William & Mary Journal of Women and the Law, Vol. 12, No. 2, pp. 437-465, 2006
31 Pages Posted: 29 Jun 2008 Last revised: 27 Apr 2010
Date Written: June 25, 2008
This article argues that women's equal participation in all levels of peacemaking and peacekeeping, as required by U.N. Security Council Resolution 1325, is vital to the elimination of trafficking in women and children. This article: describes and analyzes U.N. Security Council Resolution 1325 [which addresses the unequal and detrimental effects of armed conflict on women and children and seeks to foster women's participation in all levels of decision-making in peace processes]; presents the unique, disparate impact that armed conflict has on women and children and discusses the role that militaries have in perpetuating trafficking during times of conflict; demonstrates how trafficking thrives in the post-conflict period because of peacekeepers' complicity in the practice and a lack of specific protections for trafficked victims; establishes that women's absence from peace processes perpetuates trafficking because immunity for trafficking and sexual exploitation of women and girls during conflict is often included in peace accords and post-conflict laws; and discusses how the growing militarization and the war on terror have aided the perpetuation of trafficking outside of typical armed conflict scenarios.
The article concludes: that the Special Rapporteur on Trafficking should investigate and make recommendations regarding the role peacekeeping forces have in creating a demand for trafficked victims, and that implementation of the mandate of U.N. Security Council Resolution 1325 must also be considered when investigating the causes of and solutions to trafficking; that peacekeeping personnel must be held to strict codes of conduct that protect the physical security and ensure the freedom of movement of women and children during and after conflict; that member states must provide effective mechanisms to guarantee the physical security of women and children during the transitional period following any armed conflict (including specific guarantees of prosecution for violations of sex exploitation and trafficking); that post-conflict reconstruction governments must adopt and implement standards to eliminate the trafficking of women and children; that all U.N. peacekeeping operations should include a gender unit within the military operation for monitoring compliance with established, strict codes of conduct; and that peacekeeping commanders should be required to report to the Special Rapporteur on Trafficking any violations by peacekeepers as part of standard U.N. peacekeeping mission reporting.
Keywords: trafficking of women, trafficking of children, U.N. Security Council Resolution 1325, sex exploitation, Special Rapporteur on Trafficking in Persons, United Nations, human rights, peacekeeping

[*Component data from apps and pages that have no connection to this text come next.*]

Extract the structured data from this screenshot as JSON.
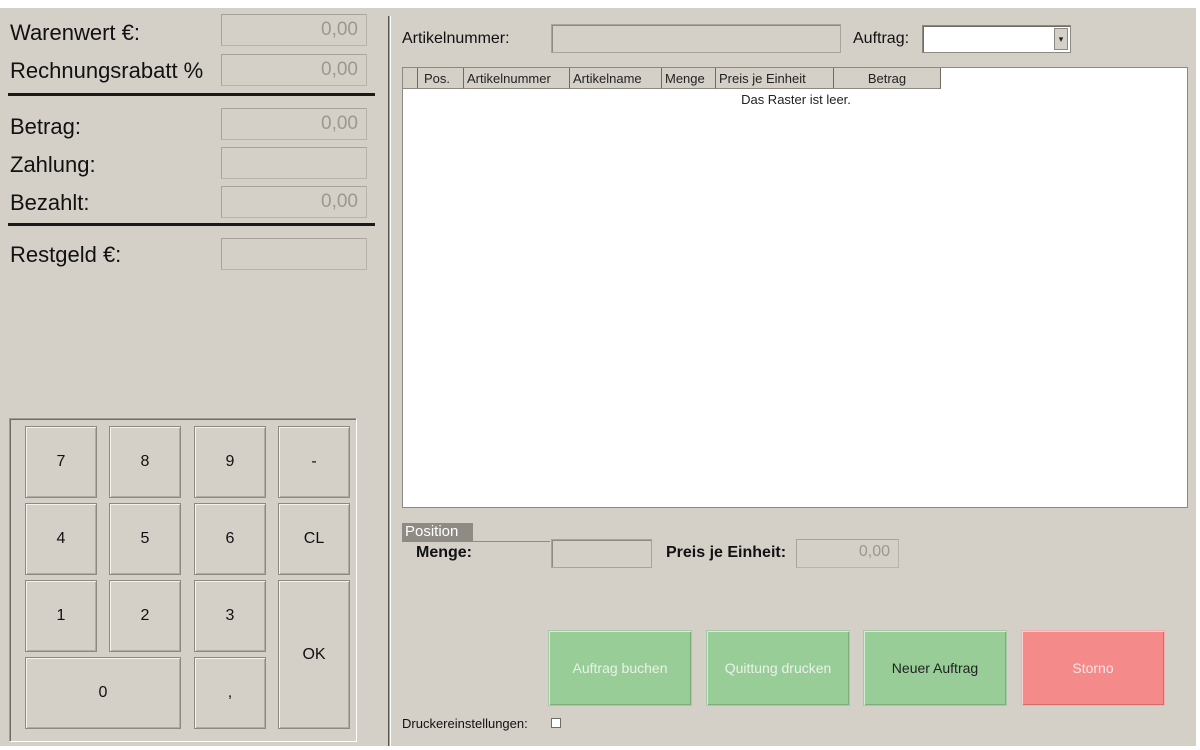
{
  "summary": {
    "warenwert_label": "Warenwert €:",
    "warenwert_value": "0,00",
    "rabatt_label": "Rechnungsrabatt %",
    "rabatt_value": "0,00",
    "betrag_label": "Betrag:",
    "betrag_value": "0,00",
    "zahlung_label": "Zahlung:",
    "zahlung_value": "",
    "bezahlt_label": "Bezahlt:",
    "bezahlt_value": "0,00",
    "restgeld_label": "Restgeld €:",
    "restgeld_value": ""
  },
  "keypad": {
    "k7": "7",
    "k8": "8",
    "k9": "9",
    "minus": "-",
    "k4": "4",
    "k5": "5",
    "k6": "6",
    "cl": "CL",
    "k1": "1",
    "k2": "2",
    "k3": "3",
    "ok": "OK",
    "k0": "0",
    "comma": ","
  },
  "order": {
    "artikelnummer_label": "Artikelnummer:",
    "artikelnummer_value": "",
    "auftrag_label": "Auftrag:",
    "auftrag_value": ""
  },
  "grid": {
    "columns": [
      "Pos.",
      "Artikelnummer",
      "Artikelname",
      "Menge",
      "Preis je Einheit",
      "Betrag"
    ],
    "empty_text": "Das Raster ist leer."
  },
  "position": {
    "title": "Position",
    "menge_label": "Menge:",
    "menge_value": "",
    "preis_label": "Preis je Einheit:",
    "preis_value": "0,00"
  },
  "actions": {
    "auftrag_buchen": "Auftrag buchen",
    "quittung_drucken": "Quittung drucken",
    "neuer_auftrag": "Neuer Auftrag",
    "storno": "Storno"
  },
  "footer": {
    "drucker_label": "Druckereinstellungen:"
  },
  "colors": {
    "background": "#d4d0c8",
    "button_green": "#98cd97",
    "button_red": "#f58a8a"
  }
}
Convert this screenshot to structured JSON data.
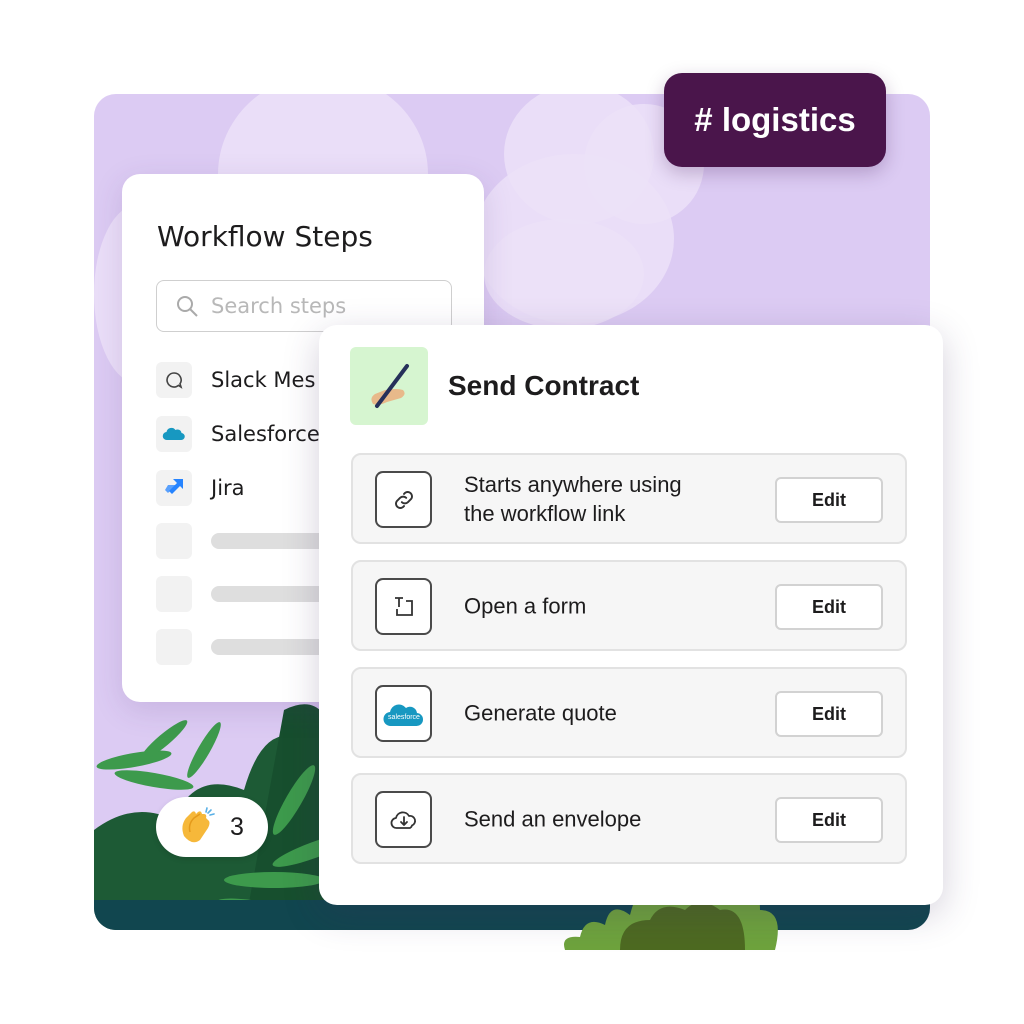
{
  "channel_tag": "# logistics",
  "workflow_panel": {
    "title": "Workflow Steps",
    "search": {
      "placeholder": "Search steps",
      "value": ""
    },
    "items": [
      {
        "label": "Slack Mes",
        "icon": "chat-bubble-icon"
      },
      {
        "label": "Salesforce",
        "icon": "salesforce-cloud-icon"
      },
      {
        "label": "Jira",
        "icon": "jira-icon"
      }
    ],
    "placeholder_rows": 3
  },
  "send_contract": {
    "title": "Send Contract",
    "emoji": "writing-hand-icon",
    "steps": [
      {
        "label_line1": "Starts anywhere using",
        "label_line2": "the workflow link",
        "icon": "link-icon",
        "button": "Edit"
      },
      {
        "label_line1": "Open a form",
        "label_line2": "",
        "icon": "form-icon",
        "button": "Edit"
      },
      {
        "label_line1": "Generate quote",
        "label_line2": "",
        "icon": "salesforce-logo-icon",
        "button": "Edit",
        "icon_text": "salesforce"
      },
      {
        "label_line1": "Send an envelope",
        "label_line2": "",
        "icon": "cloud-download-icon",
        "button": "Edit"
      }
    ]
  },
  "reaction": {
    "emoji": "clapping-hands-icon",
    "count": "3"
  },
  "colors": {
    "background_lilac": "#dccbf3",
    "tag_aubergine": "#4a154b",
    "emoji_bg": "#d6f5d0",
    "salesforce_blue": "#1798c1",
    "jira_blue": "#2684ff",
    "ground": "#11464f"
  }
}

Suggested Citation: Suggested Citation
de la Vega, Constance and HaleyNelson, Chelsea E., The Role of Women in Peacekeeping and Peacemaking: Devising Solutions to the Demand Side of Trafficking (June 25, 2008). William & Mary Journal of Women and the Law, Vol. 12, No. 2, pp. 437-465, 2006; Univ. of San Francisco Law Research Paper No. 2010-08. Available at SSRN: https://ssrn.com/abstract=1151489